The forex forum is where traders come to discuss the forex market. It is one of the few places where forex traders of all levels of experience, from novice to professionals, interact on the same venue to discuss forex trading. There is also the GVI Forex, which is a private subscription service where professional and experienced currency traders meet in a private forex forum. it is like a virtual forex trading room. This is open to forex traders of all levels of experience to view but only experienced currency tradingprofessionals can post.

Currency Trading

Currency trading charts are updated daily using the forex trading ranges posted in the Global-View forex database. You will also find technical indicators on the fx trading charts, e.g. moving averages for currencies such as the EURUSD. This is another forex trading tool provided by Global-View.com.

Forex Brokers

The forex database can be used to access high, low, close daily forex ranges for key currency pairs, such as the EURUSD, USDJPY, USDCHF, GBPUSD, USDCAD, AUD, NZD and major crosses, including EURJPY, EURGBP, EURCHF, GBPJPY, GBPCHF and CHFJPY. Data for these currency trading pairs dating back to January 1, 1999 can be downloaded to an Excel spreadsheet.

Forex Trading

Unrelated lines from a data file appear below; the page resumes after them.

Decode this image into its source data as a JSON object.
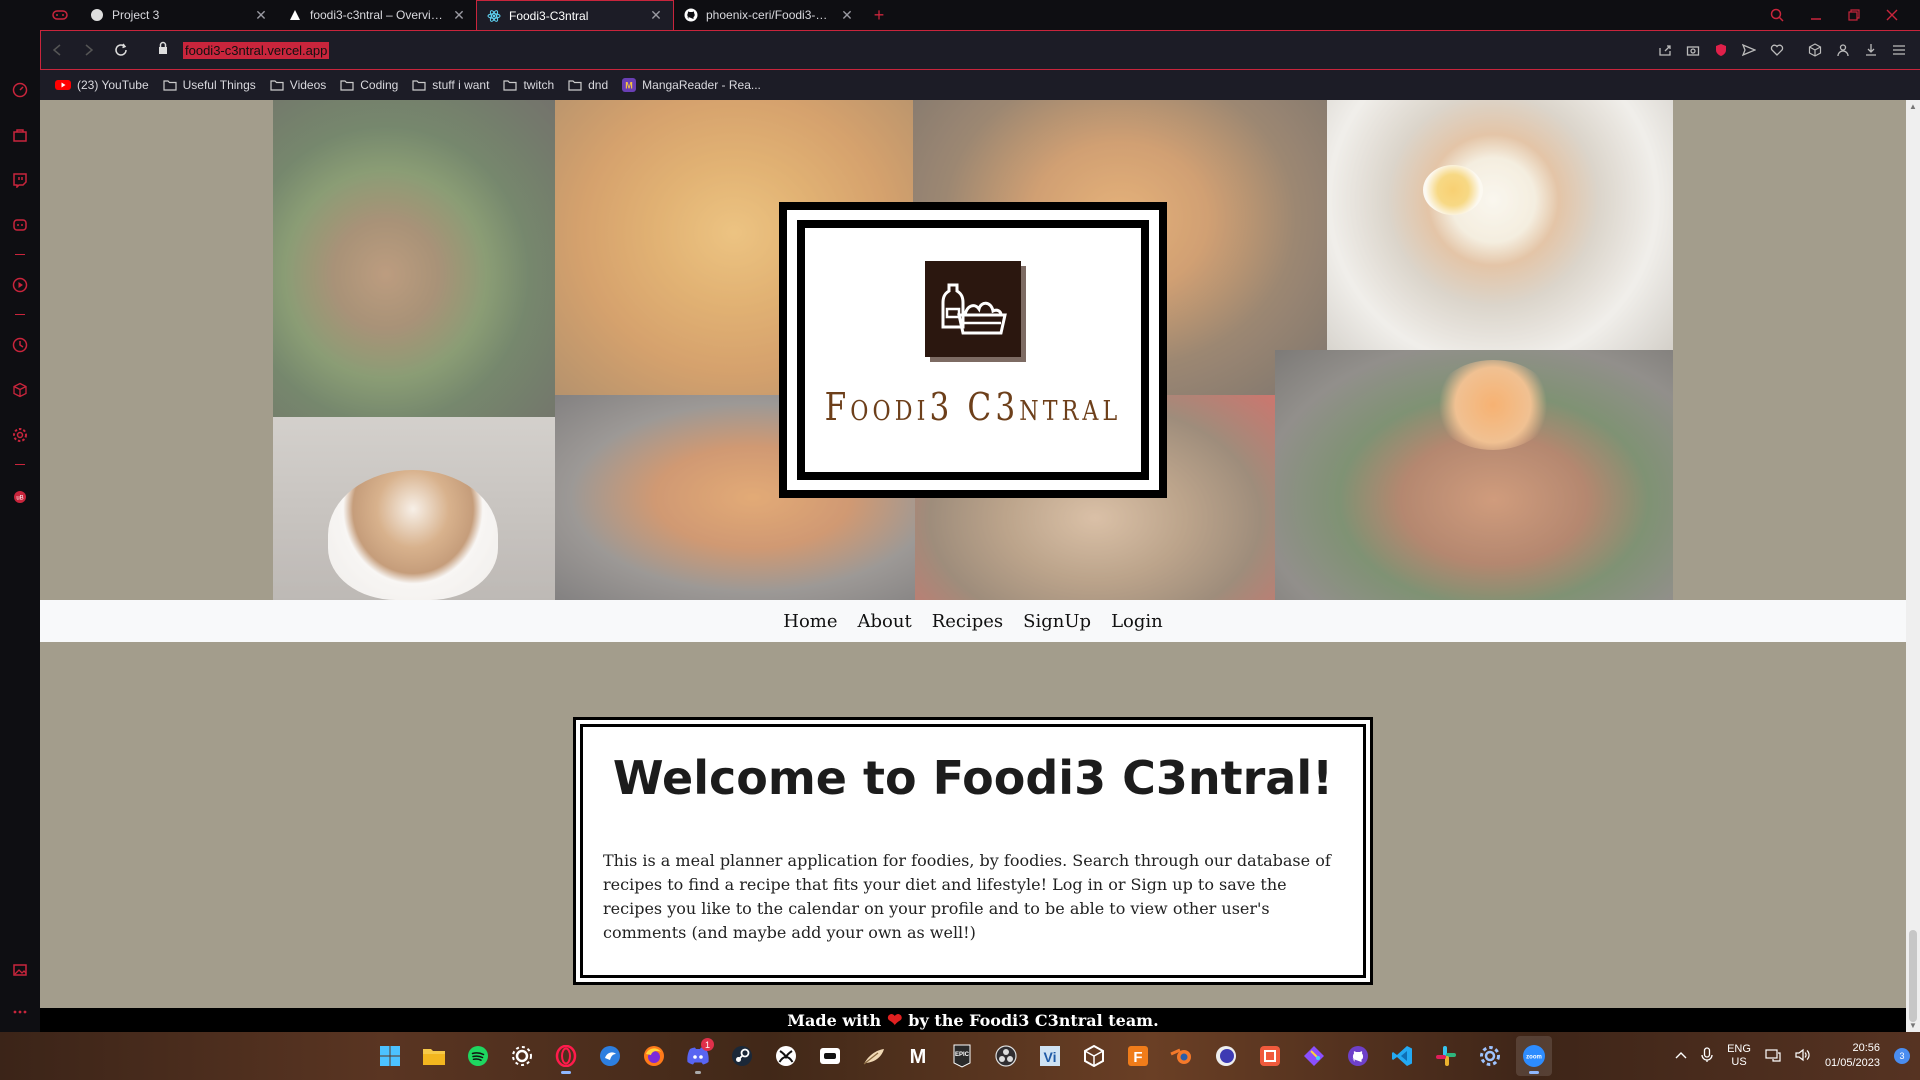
{
  "browser": {
    "tabs": [
      {
        "title": "Project 3",
        "icon": "pinwheel-icon",
        "active": false
      },
      {
        "title": "foodi3-c3ntral – Overview",
        "icon": "vercel-triangle-icon",
        "active": false
      },
      {
        "title": "Foodi3-C3ntral",
        "icon": "react-icon",
        "active": true
      },
      {
        "title": "phoenix-ceri/Foodi3-C3ntral",
        "icon": "github-icon",
        "active": false
      }
    ],
    "url": "foodi3-c3ntral.vercel.app",
    "bookmarks": [
      {
        "label": "(23) YouTube",
        "icon": "youtube-icon"
      },
      {
        "label": "Useful Things",
        "icon": "folder-icon"
      },
      {
        "label": "Videos",
        "icon": "folder-icon"
      },
      {
        "label": "Coding",
        "icon": "folder-icon"
      },
      {
        "label": "stuff i want",
        "icon": "folder-icon"
      },
      {
        "label": "twitch",
        "icon": "folder-icon"
      },
      {
        "label": "dnd",
        "icon": "folder-icon"
      },
      {
        "label": "MangaReader - Rea...",
        "icon": "mangareader-icon"
      }
    ],
    "accent": "#c9253c"
  },
  "site": {
    "logo_text": "Foodi3 C3ntral",
    "nav": [
      "Home",
      "About",
      "Recipes",
      "SignUp",
      "Login"
    ],
    "welcome_title": "Welcome to Foodi3 C3ntral!",
    "welcome_text": "This is a meal planner application for foodies, by foodies. Search through our database of recipes to find a recipe that fits your diet and lifestyle! Log in or Sign up to save the recipes you like to the calendar on your profile and to be able to view other user's comments (and maybe add your own as well!)",
    "footer_before": "Made with",
    "footer_after": "by the Foodi3 C3ntral team.",
    "background": "#a39d8c"
  },
  "taskbar": {
    "apps": [
      "windows-start-icon",
      "file-explorer-icon",
      "spotify-icon",
      "steelseries-icon",
      "opera-gx-icon",
      "bitwarden-icon",
      "firefox-icon",
      "discord-icon",
      "steam-icon",
      "xbox-icon",
      "app-icon",
      "feather-icon",
      "m-app-icon",
      "epic-games-icon",
      "obs-icon",
      "vi-app-icon",
      "unity-icon",
      "f-app-icon",
      "blender-icon",
      "godot-icon",
      "app-icon",
      "git-icon",
      "github-desktop-icon",
      "vscode-icon",
      "slack-icon",
      "settings-icon",
      "zoom-icon"
    ],
    "discord_badge": "1",
    "lang_top": "ENG",
    "lang_bottom": "US",
    "time": "20:56",
    "date": "01/05/2023",
    "notifications": "3"
  }
}
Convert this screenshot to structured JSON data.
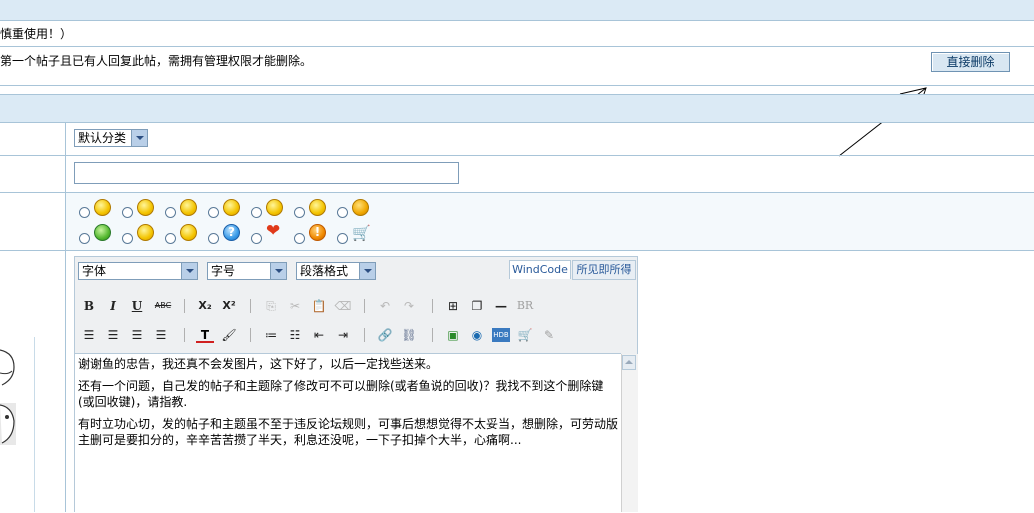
{
  "notice": {
    "line1": "慎重使用！）",
    "line2": "第一个帖子且已有人回复此帖，需拥有管理权限才能删除。",
    "delete_button": "直接删除"
  },
  "form": {
    "category_selected": "默认分类",
    "title_value": ""
  },
  "emoticons_row1": [
    "smile",
    "grin",
    "blush",
    "wink",
    "surprised",
    "laugh",
    "angry"
  ],
  "emoticons_row2": [
    "sick",
    "cry",
    "cool",
    "question",
    "heart",
    "warning",
    "cart"
  ],
  "editor": {
    "font_label": "字体",
    "size_label": "字号",
    "paragraph_label": "段落格式",
    "mode_windcode": "WindCode",
    "mode_wysiwyg": "所见即所得",
    "toolbar": {
      "bold": "B",
      "italic": "I",
      "underline": "U",
      "strike": "ABC",
      "subscript": "X₂",
      "superscript": "X²",
      "hr": "—",
      "br": "BR"
    },
    "content": [
      "谢谢鱼的忠告，我还真不会发图片，这下好了，以后一定找些送来。",
      "还有一个问题，自己发的帖子和主题除了修改可不可以删除(或者鱼说的回收)？我找不到这个删除键(或回收键)，请指教.",
      "有时立功心切，发的帖子和主题虽不至于违反论坛规则，可事后想想觉得不太妥当，想删除，可劳动版主删可是要扣分的，辛辛苦苦攒了半天，利息还没呢，一下子扣掉个大半，心痛啊..."
    ]
  },
  "colors": {
    "header_bar": "#dbeaf5",
    "border": "#a8c4d8",
    "button_text": "#0b3a66"
  }
}
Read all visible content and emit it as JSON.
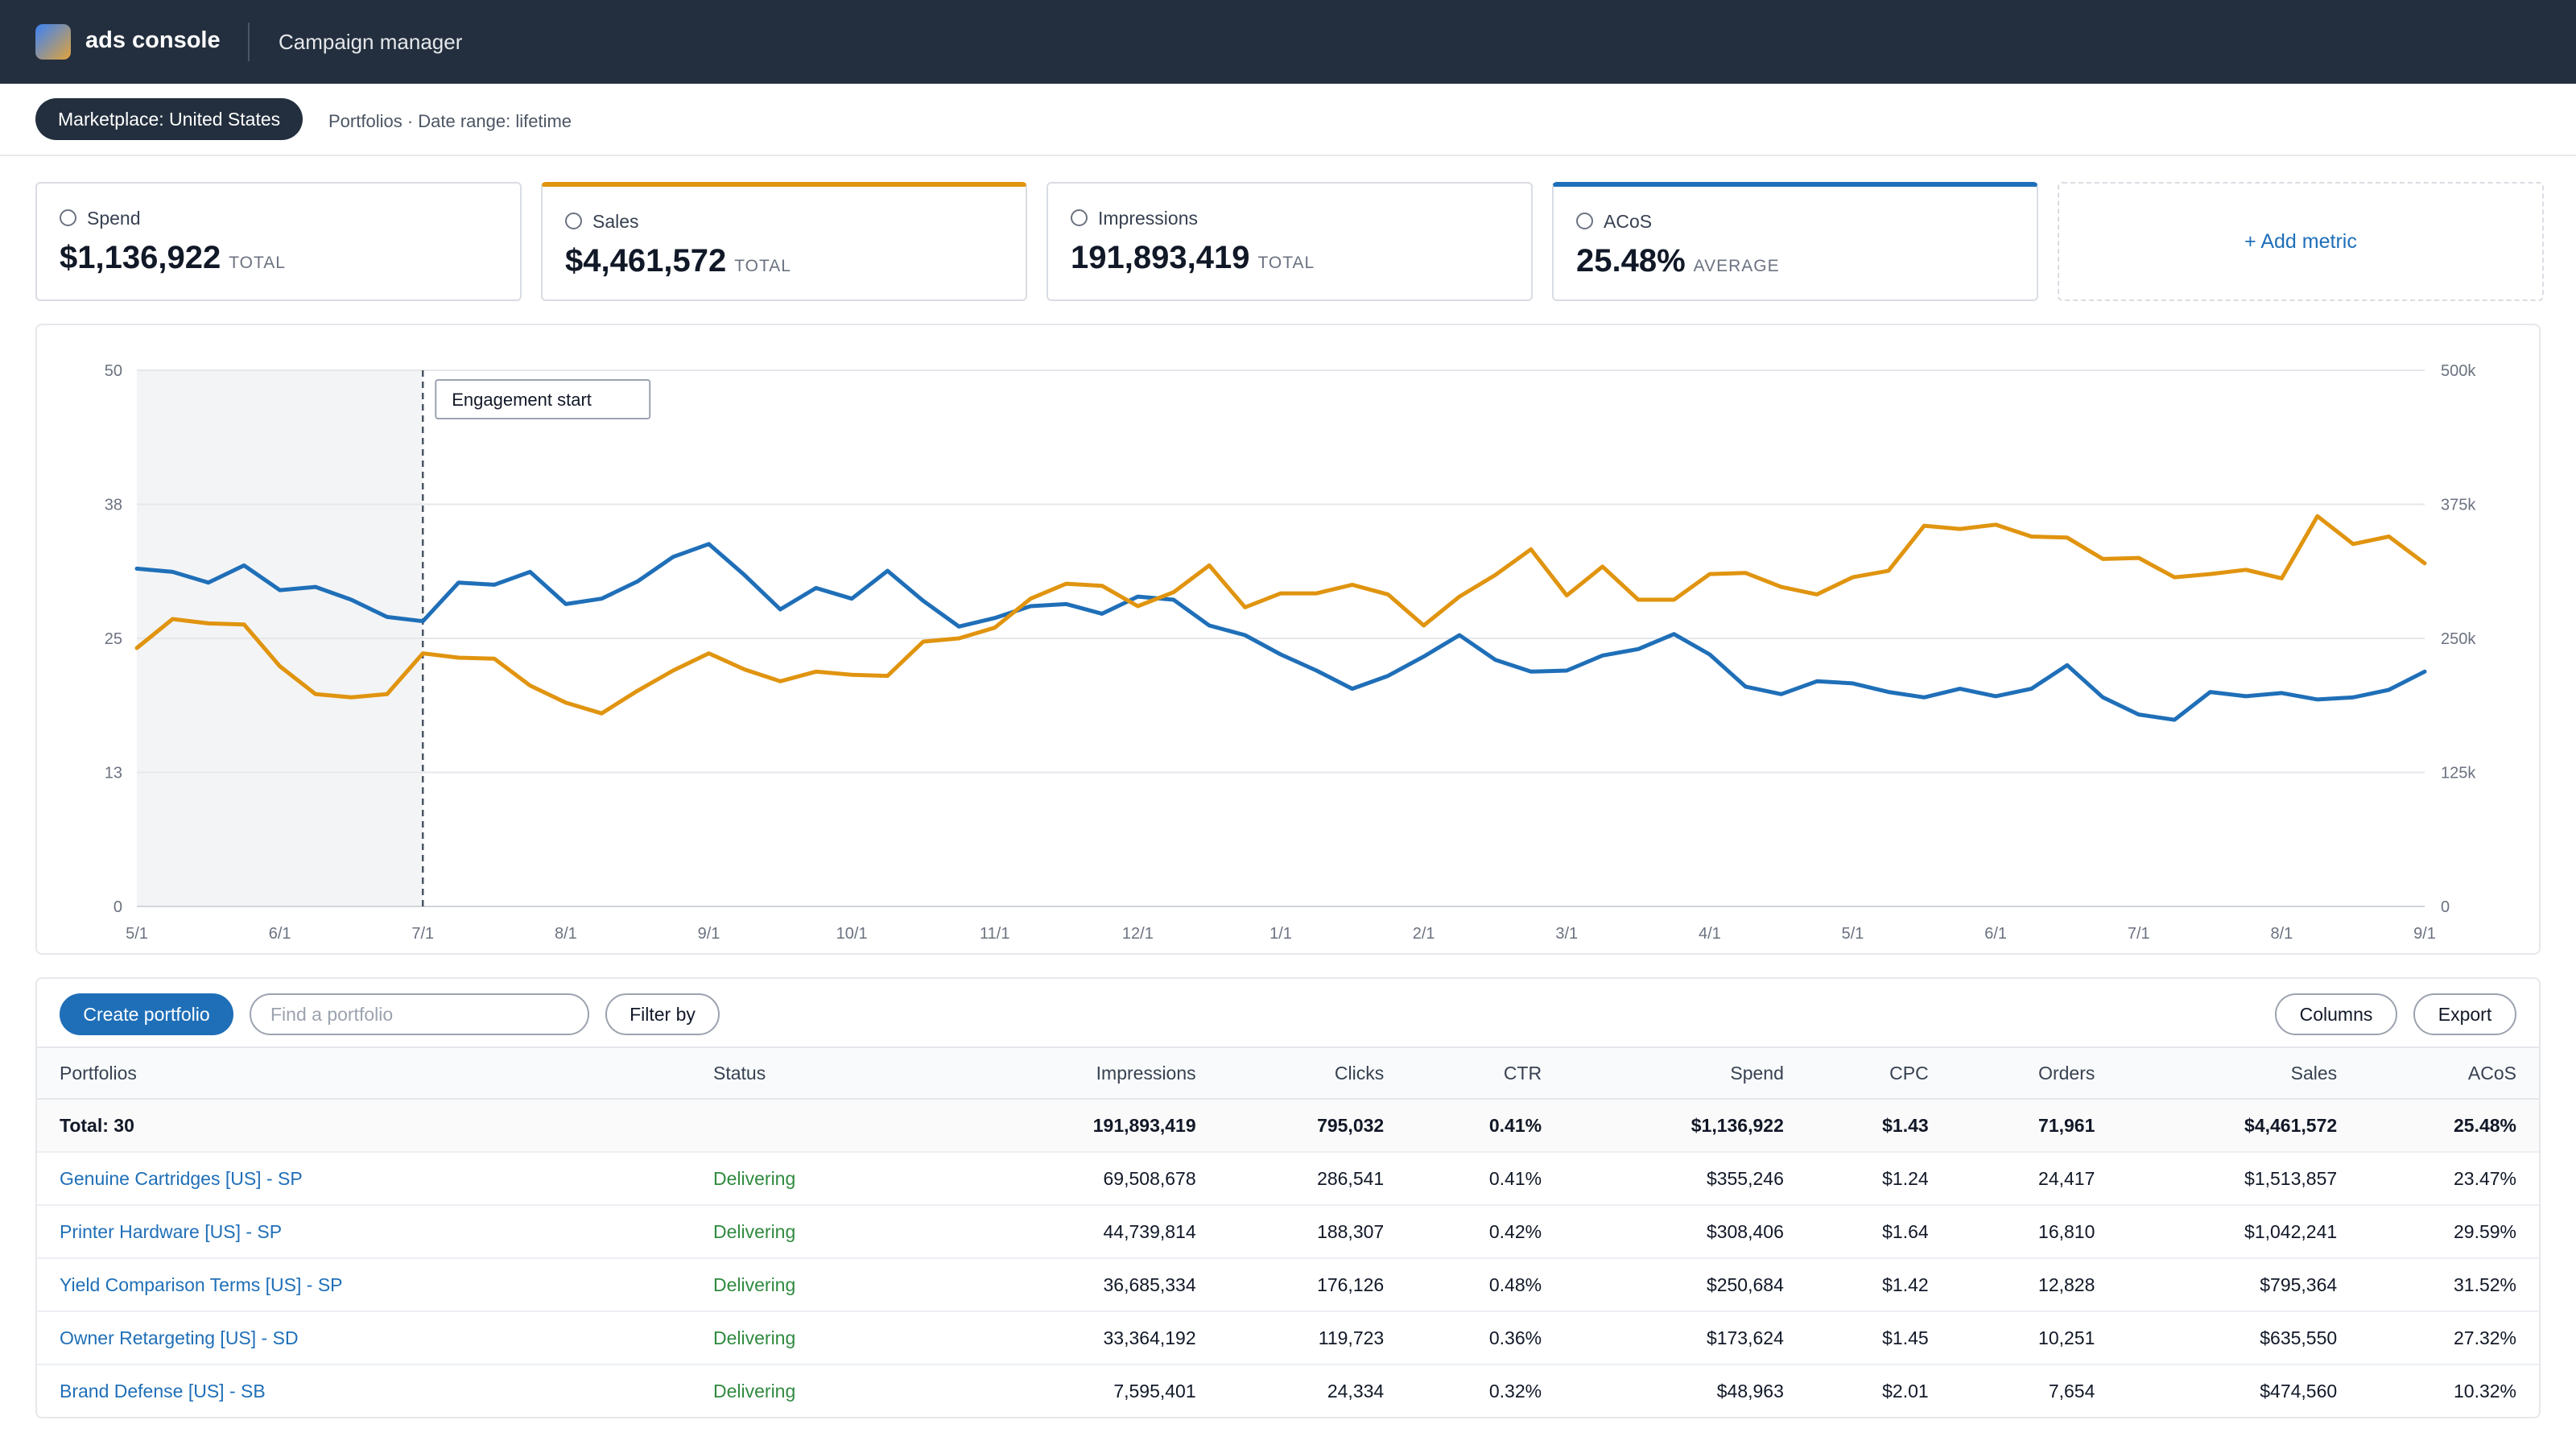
{
  "app": {
    "brand": "ads console",
    "title": "Campaign manager"
  },
  "filters": {
    "marketplace": "Marketplace: United States",
    "context": "Portfolios · Date range: lifetime"
  },
  "metrics": [
    {
      "label": "Spend",
      "value": "$1,136,922",
      "unit": "TOTAL"
    },
    {
      "label": "Sales",
      "value": "$4,461,572",
      "unit": "TOTAL"
    },
    {
      "label": "Impressions",
      "value": "191,893,419",
      "unit": "TOTAL"
    },
    {
      "label": "ACoS",
      "value": "25.48%",
      "unit": "AVERAGE"
    }
  ],
  "add_metric_label": "+ Add metric",
  "colors": {
    "sales": "#e0940f",
    "acos": "#1f6fb8",
    "brand_bar": "#232f3e"
  },
  "chart_data": {
    "type": "line",
    "annotation": {
      "label": "Engagement start",
      "x": "7/1"
    },
    "shaded_range": [
      "5/1",
      "7/1"
    ],
    "x_ticks": [
      "5/1",
      "6/1",
      "7/1",
      "8/1",
      "9/1",
      "10/1",
      "11/1",
      "12/1",
      "1/1",
      "2/1",
      "3/1",
      "4/1",
      "5/1",
      "6/1",
      "7/1",
      "8/1",
      "9/1"
    ],
    "y_left": {
      "ticks": [
        "0",
        "13",
        "25",
        "38",
        "50"
      ],
      "range": [
        0,
        50
      ]
    },
    "y_right": {
      "ticks": [
        "0",
        "125k",
        "250k",
        "375k",
        "500k"
      ],
      "range": [
        0,
        500000
      ]
    },
    "grid": true,
    "series": [
      {
        "axis": "left",
        "color": "#1f6fb8",
        "values": [
          31.5,
          31.2,
          30.2,
          31.8,
          29.5,
          29.8,
          28.6,
          27.0,
          26.6,
          30.2,
          30.0,
          31.2,
          28.2,
          28.7,
          30.3,
          32.6,
          33.8,
          30.9,
          27.7,
          29.7,
          28.7,
          31.3,
          28.5,
          26.1,
          26.9,
          28.0,
          28.2,
          27.3,
          28.9,
          28.6,
          26.2,
          25.3,
          23.5,
          22.0,
          20.3,
          21.5,
          23.3,
          25.3,
          23.0,
          21.9,
          22.0,
          23.4,
          24.0,
          25.4,
          23.5,
          20.5,
          19.8,
          21.0,
          20.8,
          20.0,
          19.5,
          20.3,
          19.6,
          20.3,
          22.5,
          19.5,
          17.9,
          17.4,
          20.0,
          19.6,
          19.9,
          19.3,
          19.5,
          20.2,
          21.9
        ]
      },
      {
        "axis": "right",
        "color": "#e0940f",
        "values": [
          241000,
          268000,
          264000,
          263000,
          224000,
          198000,
          195000,
          198000,
          236000,
          232000,
          231000,
          206000,
          190000,
          180000,
          201000,
          220000,
          236000,
          221000,
          210000,
          219000,
          216000,
          215000,
          247000,
          250000,
          260000,
          287000,
          301000,
          299000,
          280000,
          293000,
          318000,
          279000,
          292000,
          292000,
          300000,
          291000,
          262000,
          289000,
          309000,
          333000,
          290000,
          317000,
          286000,
          286000,
          310000,
          311000,
          298000,
          291000,
          307000,
          313000,
          355000,
          352000,
          356000,
          345000,
          344000,
          324000,
          325000,
          307000,
          310000,
          314000,
          306000,
          364000,
          338000,
          345000,
          320000
        ]
      }
    ]
  },
  "toolbar": {
    "create_label": "Create portfolio",
    "search_placeholder": "Find a portfolio",
    "filter_label": "Filter by",
    "columns_label": "Columns",
    "export_label": "Export"
  },
  "table": {
    "headers": [
      "Portfolios",
      "Status",
      "Impressions",
      "Clicks",
      "CTR",
      "Spend",
      "CPC",
      "Orders",
      "Sales",
      "ACoS"
    ],
    "total": [
      "Total: 30",
      "",
      "191,893,419",
      "795,032",
      "0.41%",
      "$1,136,922",
      "$1.43",
      "71,961",
      "$4,461,572",
      "25.48%"
    ],
    "rows": [
      [
        "Genuine Cartridges [US] - SP",
        "Delivering",
        "69,508,678",
        "286,541",
        "0.41%",
        "$355,246",
        "$1.24",
        "24,417",
        "$1,513,857",
        "23.47%"
      ],
      [
        "Printer Hardware [US] - SP",
        "Delivering",
        "44,739,814",
        "188,307",
        "0.42%",
        "$308,406",
        "$1.64",
        "16,810",
        "$1,042,241",
        "29.59%"
      ],
      [
        "Yield Comparison Terms [US] - SP",
        "Delivering",
        "36,685,334",
        "176,126",
        "0.48%",
        "$250,684",
        "$1.42",
        "12,828",
        "$795,364",
        "31.52%"
      ],
      [
        "Owner Retargeting [US] - SD",
        "Delivering",
        "33,364,192",
        "119,723",
        "0.36%",
        "$173,624",
        "$1.45",
        "10,251",
        "$635,550",
        "27.32%"
      ],
      [
        "Brand Defense [US] - SB",
        "Delivering",
        "7,595,401",
        "24,334",
        "0.32%",
        "$48,963",
        "$2.01",
        "7,654",
        "$474,560",
        "10.32%"
      ]
    ]
  }
}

Forex chart points are in a currency trading table that includes; latest fx tradinghigh-low-close range, Bollinger Bands, Fibonacci retracement levels, daily forex pivot points support and resistance levels, average daily forex range, MACD for the different currency trading pairs. You can look on the forex forum for updates when one of the fx trading tools is updated.

FX Trading

Global-View also offers a full fx trading chart gallery that includes fx pairs, such as the EURUSD, commodities, stocks and bonds. In a fx trading world where markets are integrated, the chart gallery is a valuable trading tool. Look for updates on the Forex Forum when the chart gallery is updated.

Forex Blog

Global-View.com also offers a forex blog, where articles of interest for currency trading are posted throughout the day. The forex blog articles come from outside sources, including forex brokers research as well as from the professionals at Global-View.com. This forex blog includes the Daily Forex View, Market Chatter and technical forex blog updates. In additional to its real time forex forum, there are also Member Forums available for more in depth forex trading discussions.

 

WARNING: FOREIGN EXCHANGE TRADING AND INVESTMENT IN DERIVATIVES CAN BE VERY SPECULATIVE AND MAY RESULT IN LOSSES AS WELL AS PROFITS. FOREIGN EXCHANGE AND DERIVATIVES TRADING IS NOT SUITABLE FOR MANY MEMBERS OF THE PUBLIC AND ONLY RISK CAPITAL SHOULD BE APPLIED. THE WEBSITE DOES NOT TAKE INTO ACCOUNT SPECIAL INVESTMENT GOALS, THE FINANCIAL SITUATION OR SPECIFIC REQUIREMENTS OF INDIVIDUAL USERS. YOU SHOULD CAREFULLY CONSIDER YOUR FINANCIAL SITUATION AND CONSULT YOUR FINANCIAL ADVISORS AS TO THE SUITABILITY TO YOUR SITUATION PRIOR TO MAKING ANY INVESTMENT OR ENTERING INTO ANY TRANSACTIONS.

Copyright ©1996-2014 Global-View. All Rights Reserved.
Hosting and Development by Blue 105